Corpus Christi Controversies

Corpus Christi Controversies

On the news this week I saw people arguing[1] over seating[2] on the route that the Corpus Christi procession was going to take through Toledo. I wonder[3] how many of them know the origins, controversies and evolution of this tradition.

For the first 12 centuries of Christianity there was a disagreement among[4] theological linguists at the heart[5] of the Catholic Church. The problem is that Hebrew[6] expresses metaphors and statements of fact[7] in exactly the same way (you distinguish between the two using the context). Under normal circumstances this is easy. If I say “It was so hot that we were melting[8]” (or even “It was so hot that we were literally melting” as many native speakers would illogically say!) you know it’s a metaphor. However, religion is a context in which miracles do happen[9], so when Christ said, “This is my body… this is my blood[10]” he might have been talking metaphorically or literally.

The debate was finally put to rest[11] in the Catholic Church in 1264 when transubstantiation[12] was declared to be dogma. Incidentally, one of the big differences between Catholics and most Protestants is that Protestantism thinks that Christ was being metaphorical; most Protestants reject transubstantiation.

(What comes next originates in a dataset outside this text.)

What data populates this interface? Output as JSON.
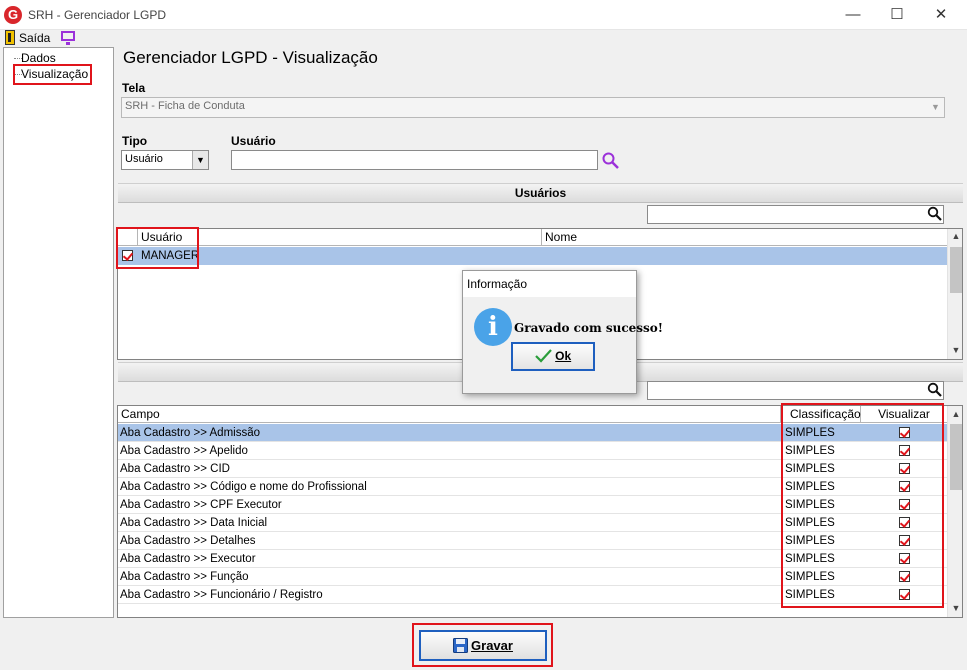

Paradoxically, just when[13] greater importance was being given to the Eucharist, the laity[14] weren’t allowed[15] to receive the body of Christ at Mass[16]. But because the Church insisted that the host[17] was literally the body of Christ, the congregation[18] felt that simply seeing the Elevation of the Host would be good[19] for their souls[20]. Gradually, in towns and cities across Europe people began running from church to church in order to see the elevation of the host as often as possible. This boisterous[21] behaviour[22] was, of course, antithetical to[23] the spirit of the Eucharist. To prevent[24] it, the Papacy decided in 1317 to establish the Feast[25] of Corpus Christi in which the Host would be paraded around[26] towns and cities for all to see as much as they wanted. Nobody was going to race[27] from church to church each Sunday to glimpse[28] the Host if he or she could gaze[29] on the Holy Wafer once a year during the procession. It worked[30] – except that now their descendants fight over seats for the best view!

[1] to argue – (false friend) disagree

[2] seating – seats, where to sit

[3] to wonderask oneself

[4] among – amongst, (in this case) between

[5] heart – (in this case) centre

[6] Hebrew – the traditional language of Jewish people, the original language of the Bible

[7] statement of fact – idea that is believed to be literally true

[8] to melt – (of solids) become liquid

[9] do happen – (emphatic) occur

[10] bloodred liquid found in veins and arteries

[11] to put sth. to rest (put-put-put) – settle, decide

[12] transubstantiation – the (supposed) conversion of bread and wine into the body and blood of Christ during the Eucharist

[13] just when – at exactly the time that

[14] the laityordinary Christians who are not members of the clergy

[15] to be allowed – be permitted

[16] Mass – a celebration of the Eucharist

[17] the host – the bread consecrated in the Eucharist

[18] the congregation – assembly of ordinary people in church

[19] good – (in this case) beneficial

[20] one’s soul – one’s eternal spirit

[21] boisterous – undisciplined, tumultuous

[22] behaviourconduct

[23] antithetical to – incompatible with

[24] to prevent – stop

[25] feast – (in this case) annual religious celebration

[26] to parade sth. aroundtake sth. in procession through

[27] to race – run

[28] to glimpsesee for an instant

[29] to gazelook for a long time (in devotion)

[30] to workfunction, be successful